Wm. Shurtleff hired Philip Isenberg to translate about 505 articles or ads from these early newspapers. Of these, 460 (from 1869 to 1947) appear in this book. Some of these mentioned Prof. F. Haberlandt but many more showed his influence in the 20+ years after he died in 1878. This influence was previously unknown.

2012 – The Donau Soja [Danube Soya] Association is founded by Matthias Krön. It is an international, non-profit organisation based in Vienna. “Our goal is to promote the development of a sustainable and European protein supply.”
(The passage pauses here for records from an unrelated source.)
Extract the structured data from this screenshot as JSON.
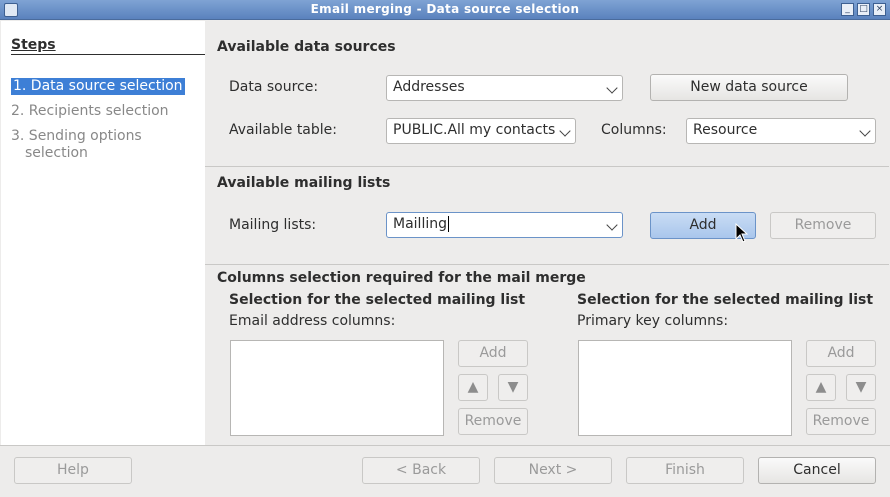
{
  "window": {
    "title": "Email merging - Data source selection"
  },
  "steps": {
    "title": "Steps",
    "items": [
      {
        "label": "1. Data source selection"
      },
      {
        "label": "2. Recipients selection"
      },
      {
        "label": "3. Sending options"
      },
      {
        "label": "selection"
      }
    ]
  },
  "datasources": {
    "heading": "Available data sources",
    "data_source_label": "Data source:",
    "data_source_value": "Addresses",
    "new_source_button": "New data source",
    "table_label": "Available table:",
    "table_value": "PUBLIC.All my contacts",
    "columns_label": "Columns:",
    "columns_value": "Resource"
  },
  "mailing": {
    "heading": "Available mailing lists",
    "lists_label": "Mailing lists:",
    "lists_value": "Mailling",
    "add_button": "Add",
    "remove_button": "Remove"
  },
  "columns_selection": {
    "heading": "Columns selection required for the mail merge",
    "left": {
      "subheading": "Selection for the selected mailing list",
      "label": "Email address columns:",
      "add": "Add",
      "up": "▲",
      "down": "▼",
      "remove": "Remove"
    },
    "right": {
      "subheading": "Selection for the selected mailing list",
      "label": "Primary key columns:",
      "add": "Add",
      "up": "▲",
      "down": "▼",
      "remove": "Remove"
    }
  },
  "footer": {
    "help": "Help",
    "back": "< Back",
    "next": "Next >",
    "finish": "Finish",
    "cancel": "Cancel"
  }
}
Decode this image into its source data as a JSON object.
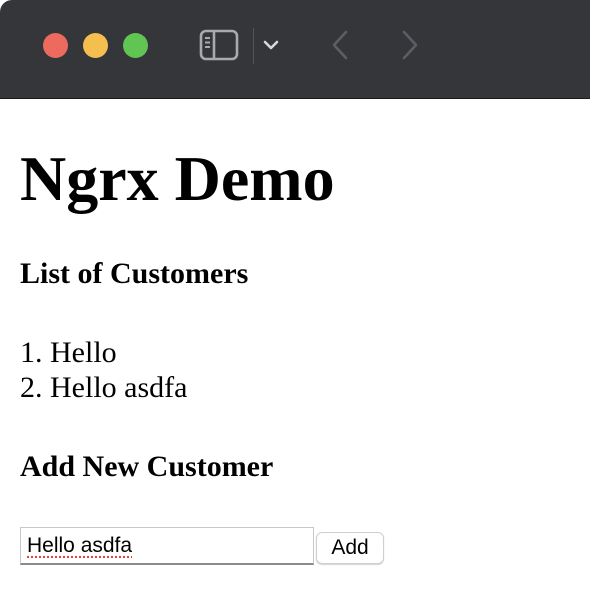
{
  "browser": {
    "traffic_lights": {
      "close_color": "#ed6a5e",
      "minimize_color": "#f5bf4f",
      "zoom_color": "#61c554"
    },
    "toolbar_icons": [
      "sidebar-icon",
      "chevron-down-icon",
      "back-arrow-icon",
      "forward-arrow-icon"
    ],
    "titlebar_color": "#35363a"
  },
  "page": {
    "title": "Ngrx Demo",
    "customers_heading": "List of Customers",
    "customers": [
      {
        "number": "1.",
        "name": "Hello"
      },
      {
        "number": "2.",
        "name": "Hello asdfa"
      }
    ],
    "add_heading": "Add New Customer",
    "form": {
      "input_value": "Hello asdfa",
      "add_label": "Add"
    }
  }
}
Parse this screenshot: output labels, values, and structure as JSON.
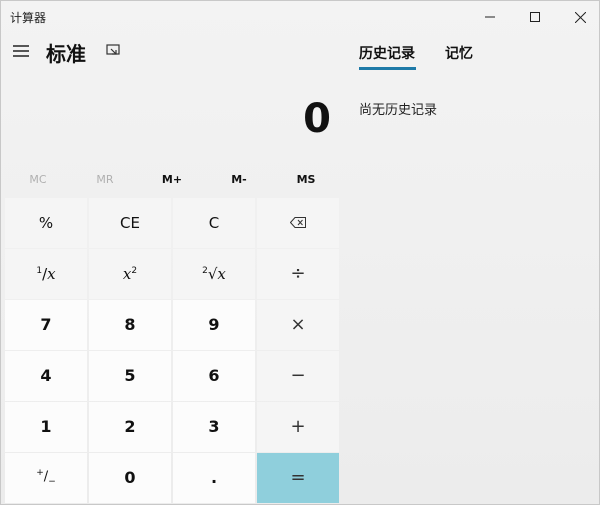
{
  "window": {
    "title": "计算器"
  },
  "header": {
    "mode": "标准"
  },
  "display": {
    "value": "0"
  },
  "memory": {
    "mc": "MC",
    "mr": "MR",
    "m_plus": "M+",
    "m_minus": "M-",
    "ms": "MS"
  },
  "keys": {
    "percent": "%",
    "ce": "CE",
    "c": "C",
    "seven": "7",
    "eight": "8",
    "nine": "9",
    "four": "4",
    "five": "5",
    "six": "6",
    "one": "1",
    "two": "2",
    "three": "3",
    "zero": "0",
    "decimal": ".",
    "divide": "÷",
    "multiply": "×",
    "minus": "−",
    "plus": "+",
    "equals": "="
  },
  "panel": {
    "tab_history": "历史记录",
    "tab_memory": "记忆",
    "history_empty": "尚无历史记录"
  },
  "colors": {
    "equals_bg": "#8fcfdc",
    "tab_underline": "#1e7aa8"
  }
}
“The organisation supports soya bean cultivation in Europe, supported by the Donau Soja and Europe Soja brands. Through these brands, the sustainable production of non-GM soya is supported providing regional supplies of plant protein. ‘The Donau Soja and the Europe Soya Standard and their Guidelines (Donau Soja; Europe Soya) are foundations of the business. It is possible to be certified in the organic sector following our two standards.’”

Under Donau Soja, production and use of non-genetically-engineered soybeans in central Europe has increased dramatically (See excellent emails from Leopold Rittler of Donau Soja in April 2020, answering many questions and giving detailed statistics).

2015 – The largest soybean producing countries working with Donau Soja in the central Europe are (in metric tons): Ukraine 1,206,783. Italy 1,116,980. Serbia 392,000. Romania 262,000. Croatia 196,416. Hungary 147,420. Austria 136,481. Total Danube Soy Region: 3,711,024 metric tons. Total in Europe outside Danube Soy Region 4,329,197.

But note that Ukraine has 2,724,217 metric tons (a huge amount) outside the Danube Soy region.

Click here to download the full text to open and read book History of Soybeans and Soyfoods in Austria and the Austro-Hungarian Empire (1781-2020)